[Data for analysis]
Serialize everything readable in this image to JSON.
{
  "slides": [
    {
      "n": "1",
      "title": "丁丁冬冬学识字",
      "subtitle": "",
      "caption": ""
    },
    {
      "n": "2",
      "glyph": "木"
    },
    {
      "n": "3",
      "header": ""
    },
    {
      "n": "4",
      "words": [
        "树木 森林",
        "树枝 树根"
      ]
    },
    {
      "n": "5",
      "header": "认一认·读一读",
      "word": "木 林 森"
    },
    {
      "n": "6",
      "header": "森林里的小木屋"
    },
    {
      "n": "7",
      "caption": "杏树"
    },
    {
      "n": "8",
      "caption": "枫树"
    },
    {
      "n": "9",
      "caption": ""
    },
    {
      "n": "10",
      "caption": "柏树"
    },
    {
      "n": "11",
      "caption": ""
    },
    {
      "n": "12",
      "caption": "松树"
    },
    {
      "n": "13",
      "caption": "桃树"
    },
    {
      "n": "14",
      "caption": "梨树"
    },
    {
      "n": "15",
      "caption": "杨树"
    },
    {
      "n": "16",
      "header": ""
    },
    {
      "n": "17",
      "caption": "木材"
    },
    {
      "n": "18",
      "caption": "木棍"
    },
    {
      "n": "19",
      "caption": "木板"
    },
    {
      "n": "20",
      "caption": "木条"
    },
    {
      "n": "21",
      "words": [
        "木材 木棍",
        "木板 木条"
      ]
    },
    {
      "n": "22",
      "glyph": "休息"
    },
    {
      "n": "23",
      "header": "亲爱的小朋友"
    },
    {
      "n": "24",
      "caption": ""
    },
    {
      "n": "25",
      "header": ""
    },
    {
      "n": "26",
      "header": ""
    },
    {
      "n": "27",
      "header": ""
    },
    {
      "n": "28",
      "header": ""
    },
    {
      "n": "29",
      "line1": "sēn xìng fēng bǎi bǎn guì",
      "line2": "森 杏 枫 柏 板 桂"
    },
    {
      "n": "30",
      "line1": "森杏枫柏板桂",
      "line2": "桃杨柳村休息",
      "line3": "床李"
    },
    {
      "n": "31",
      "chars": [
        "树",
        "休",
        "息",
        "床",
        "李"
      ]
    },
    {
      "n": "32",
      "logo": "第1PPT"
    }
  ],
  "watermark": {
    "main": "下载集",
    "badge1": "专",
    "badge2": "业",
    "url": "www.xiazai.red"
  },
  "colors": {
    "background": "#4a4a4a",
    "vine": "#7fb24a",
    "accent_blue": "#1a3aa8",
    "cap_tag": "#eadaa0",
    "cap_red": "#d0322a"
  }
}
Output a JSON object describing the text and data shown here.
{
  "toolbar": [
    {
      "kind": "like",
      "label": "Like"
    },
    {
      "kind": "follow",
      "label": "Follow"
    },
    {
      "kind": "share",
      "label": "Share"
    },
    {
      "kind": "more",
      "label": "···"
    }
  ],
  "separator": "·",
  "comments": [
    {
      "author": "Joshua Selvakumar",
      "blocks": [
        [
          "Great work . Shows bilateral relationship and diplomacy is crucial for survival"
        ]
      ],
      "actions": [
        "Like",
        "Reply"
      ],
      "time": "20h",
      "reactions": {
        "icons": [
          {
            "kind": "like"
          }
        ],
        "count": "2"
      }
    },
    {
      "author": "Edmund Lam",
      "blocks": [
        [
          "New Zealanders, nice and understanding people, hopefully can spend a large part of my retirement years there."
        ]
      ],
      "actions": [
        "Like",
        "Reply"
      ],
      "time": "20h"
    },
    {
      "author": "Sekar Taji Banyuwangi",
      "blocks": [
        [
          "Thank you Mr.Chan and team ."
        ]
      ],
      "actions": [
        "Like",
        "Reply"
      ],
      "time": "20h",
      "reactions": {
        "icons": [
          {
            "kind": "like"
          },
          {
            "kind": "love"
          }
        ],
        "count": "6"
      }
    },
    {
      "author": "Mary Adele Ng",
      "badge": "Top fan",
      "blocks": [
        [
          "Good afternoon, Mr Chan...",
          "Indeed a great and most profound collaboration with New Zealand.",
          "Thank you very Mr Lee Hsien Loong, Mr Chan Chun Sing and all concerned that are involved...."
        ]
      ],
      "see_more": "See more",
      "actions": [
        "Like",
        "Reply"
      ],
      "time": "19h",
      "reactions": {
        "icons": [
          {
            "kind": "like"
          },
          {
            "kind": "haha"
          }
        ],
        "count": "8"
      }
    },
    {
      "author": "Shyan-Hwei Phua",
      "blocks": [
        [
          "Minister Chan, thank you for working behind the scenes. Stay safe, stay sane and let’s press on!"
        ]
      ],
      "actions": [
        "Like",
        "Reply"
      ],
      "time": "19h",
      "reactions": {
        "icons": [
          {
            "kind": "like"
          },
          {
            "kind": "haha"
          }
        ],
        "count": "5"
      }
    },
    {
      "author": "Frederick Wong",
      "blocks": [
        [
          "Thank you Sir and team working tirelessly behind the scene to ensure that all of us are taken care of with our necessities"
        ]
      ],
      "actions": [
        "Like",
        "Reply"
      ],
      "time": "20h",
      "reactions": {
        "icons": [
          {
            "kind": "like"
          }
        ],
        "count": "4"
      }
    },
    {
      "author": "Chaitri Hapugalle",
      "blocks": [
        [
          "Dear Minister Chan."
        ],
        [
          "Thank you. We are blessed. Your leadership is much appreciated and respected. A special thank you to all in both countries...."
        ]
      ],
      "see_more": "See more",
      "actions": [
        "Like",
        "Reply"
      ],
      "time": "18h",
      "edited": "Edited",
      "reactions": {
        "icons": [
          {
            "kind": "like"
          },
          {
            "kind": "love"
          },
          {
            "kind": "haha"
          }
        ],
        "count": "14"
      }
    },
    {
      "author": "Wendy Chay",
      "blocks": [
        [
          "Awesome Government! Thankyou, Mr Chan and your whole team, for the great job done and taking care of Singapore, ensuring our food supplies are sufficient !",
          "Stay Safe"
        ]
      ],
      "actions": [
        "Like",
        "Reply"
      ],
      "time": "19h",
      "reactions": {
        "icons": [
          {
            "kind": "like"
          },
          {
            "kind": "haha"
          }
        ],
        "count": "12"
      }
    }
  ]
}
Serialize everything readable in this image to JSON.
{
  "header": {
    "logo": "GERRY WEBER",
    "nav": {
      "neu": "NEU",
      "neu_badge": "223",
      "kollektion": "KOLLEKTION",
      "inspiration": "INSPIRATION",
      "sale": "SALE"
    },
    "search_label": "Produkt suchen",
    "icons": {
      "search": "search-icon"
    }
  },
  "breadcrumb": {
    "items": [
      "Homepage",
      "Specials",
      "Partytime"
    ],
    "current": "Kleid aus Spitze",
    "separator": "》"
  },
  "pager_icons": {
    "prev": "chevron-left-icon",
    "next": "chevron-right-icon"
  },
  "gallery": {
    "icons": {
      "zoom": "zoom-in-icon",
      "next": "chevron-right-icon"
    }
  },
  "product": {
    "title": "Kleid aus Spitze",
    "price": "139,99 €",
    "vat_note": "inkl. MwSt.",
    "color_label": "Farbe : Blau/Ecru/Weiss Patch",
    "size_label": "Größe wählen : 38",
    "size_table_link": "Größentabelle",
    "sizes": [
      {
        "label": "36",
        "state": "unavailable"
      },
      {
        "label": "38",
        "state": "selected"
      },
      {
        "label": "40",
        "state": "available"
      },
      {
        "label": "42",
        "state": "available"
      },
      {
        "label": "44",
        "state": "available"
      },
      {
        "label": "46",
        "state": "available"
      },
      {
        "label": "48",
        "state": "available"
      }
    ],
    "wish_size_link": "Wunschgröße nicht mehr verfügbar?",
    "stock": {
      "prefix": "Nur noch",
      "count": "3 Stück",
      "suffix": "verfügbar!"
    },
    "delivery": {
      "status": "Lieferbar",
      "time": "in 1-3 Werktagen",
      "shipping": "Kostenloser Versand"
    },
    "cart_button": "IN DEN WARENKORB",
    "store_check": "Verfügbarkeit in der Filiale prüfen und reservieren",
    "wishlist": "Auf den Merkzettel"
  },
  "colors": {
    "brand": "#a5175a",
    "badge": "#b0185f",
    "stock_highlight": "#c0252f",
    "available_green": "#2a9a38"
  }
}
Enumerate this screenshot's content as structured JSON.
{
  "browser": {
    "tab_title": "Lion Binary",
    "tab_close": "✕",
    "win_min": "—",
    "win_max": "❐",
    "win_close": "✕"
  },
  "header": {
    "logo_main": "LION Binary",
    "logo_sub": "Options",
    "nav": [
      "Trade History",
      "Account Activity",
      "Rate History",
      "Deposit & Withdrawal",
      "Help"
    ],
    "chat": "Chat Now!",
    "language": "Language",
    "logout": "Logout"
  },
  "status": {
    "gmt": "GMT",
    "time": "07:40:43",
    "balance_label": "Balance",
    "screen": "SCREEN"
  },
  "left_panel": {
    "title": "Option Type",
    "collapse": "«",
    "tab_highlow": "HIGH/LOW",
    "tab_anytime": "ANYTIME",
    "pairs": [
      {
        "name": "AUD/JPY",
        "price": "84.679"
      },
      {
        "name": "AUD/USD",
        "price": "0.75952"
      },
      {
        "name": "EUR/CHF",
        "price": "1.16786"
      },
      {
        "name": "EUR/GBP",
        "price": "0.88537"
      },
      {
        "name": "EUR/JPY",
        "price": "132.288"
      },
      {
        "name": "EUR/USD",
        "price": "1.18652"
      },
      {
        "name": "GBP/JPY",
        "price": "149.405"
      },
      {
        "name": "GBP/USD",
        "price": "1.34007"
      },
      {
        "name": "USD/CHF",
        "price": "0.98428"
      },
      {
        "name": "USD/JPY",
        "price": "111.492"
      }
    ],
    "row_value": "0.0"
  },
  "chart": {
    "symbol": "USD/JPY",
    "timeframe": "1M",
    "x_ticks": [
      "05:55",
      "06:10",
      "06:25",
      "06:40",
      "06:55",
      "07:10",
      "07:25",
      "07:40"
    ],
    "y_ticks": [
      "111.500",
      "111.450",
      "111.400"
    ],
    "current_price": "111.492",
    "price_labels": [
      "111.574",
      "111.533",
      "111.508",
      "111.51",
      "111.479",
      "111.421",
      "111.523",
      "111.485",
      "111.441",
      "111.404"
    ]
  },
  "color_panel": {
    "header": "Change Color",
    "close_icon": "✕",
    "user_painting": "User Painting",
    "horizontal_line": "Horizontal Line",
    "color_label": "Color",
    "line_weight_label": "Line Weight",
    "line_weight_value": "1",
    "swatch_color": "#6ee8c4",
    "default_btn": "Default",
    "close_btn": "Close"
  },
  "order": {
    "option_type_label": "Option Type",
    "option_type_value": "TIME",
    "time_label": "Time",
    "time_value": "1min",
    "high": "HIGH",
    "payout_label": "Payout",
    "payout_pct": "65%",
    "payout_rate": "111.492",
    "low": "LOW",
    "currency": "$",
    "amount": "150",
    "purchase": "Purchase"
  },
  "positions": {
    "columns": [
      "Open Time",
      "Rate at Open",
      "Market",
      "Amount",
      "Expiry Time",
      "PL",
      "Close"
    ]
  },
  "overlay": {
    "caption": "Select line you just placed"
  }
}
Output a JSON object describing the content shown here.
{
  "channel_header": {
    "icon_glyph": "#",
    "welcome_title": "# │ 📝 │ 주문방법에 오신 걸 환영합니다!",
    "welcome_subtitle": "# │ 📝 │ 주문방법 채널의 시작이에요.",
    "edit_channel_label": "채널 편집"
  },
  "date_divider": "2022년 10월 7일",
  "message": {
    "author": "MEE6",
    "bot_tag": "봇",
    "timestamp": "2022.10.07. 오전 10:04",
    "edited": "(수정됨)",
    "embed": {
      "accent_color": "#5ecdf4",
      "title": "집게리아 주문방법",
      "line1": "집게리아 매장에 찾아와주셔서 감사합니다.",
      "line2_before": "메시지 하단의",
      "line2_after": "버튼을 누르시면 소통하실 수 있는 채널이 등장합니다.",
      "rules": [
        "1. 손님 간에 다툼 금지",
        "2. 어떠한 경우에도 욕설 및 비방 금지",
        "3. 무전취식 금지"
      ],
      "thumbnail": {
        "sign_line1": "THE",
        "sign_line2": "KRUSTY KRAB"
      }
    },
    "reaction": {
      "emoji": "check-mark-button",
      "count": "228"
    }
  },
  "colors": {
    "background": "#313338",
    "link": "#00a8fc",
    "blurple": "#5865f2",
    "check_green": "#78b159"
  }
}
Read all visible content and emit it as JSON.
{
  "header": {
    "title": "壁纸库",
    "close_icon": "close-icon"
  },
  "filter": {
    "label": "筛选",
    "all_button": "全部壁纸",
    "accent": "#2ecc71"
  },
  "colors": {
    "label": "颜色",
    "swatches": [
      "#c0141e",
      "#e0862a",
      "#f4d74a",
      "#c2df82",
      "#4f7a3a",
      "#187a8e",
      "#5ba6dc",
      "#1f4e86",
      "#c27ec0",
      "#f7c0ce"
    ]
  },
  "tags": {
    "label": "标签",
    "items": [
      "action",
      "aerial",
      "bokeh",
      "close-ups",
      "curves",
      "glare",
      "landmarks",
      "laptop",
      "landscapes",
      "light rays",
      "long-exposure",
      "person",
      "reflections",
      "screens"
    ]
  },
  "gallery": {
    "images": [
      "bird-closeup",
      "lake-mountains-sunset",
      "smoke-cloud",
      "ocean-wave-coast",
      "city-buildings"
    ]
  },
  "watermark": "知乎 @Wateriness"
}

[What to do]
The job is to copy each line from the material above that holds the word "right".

[Answer below]
    "next": "chevron-right-icon"
      "next": "chevron-right-icon"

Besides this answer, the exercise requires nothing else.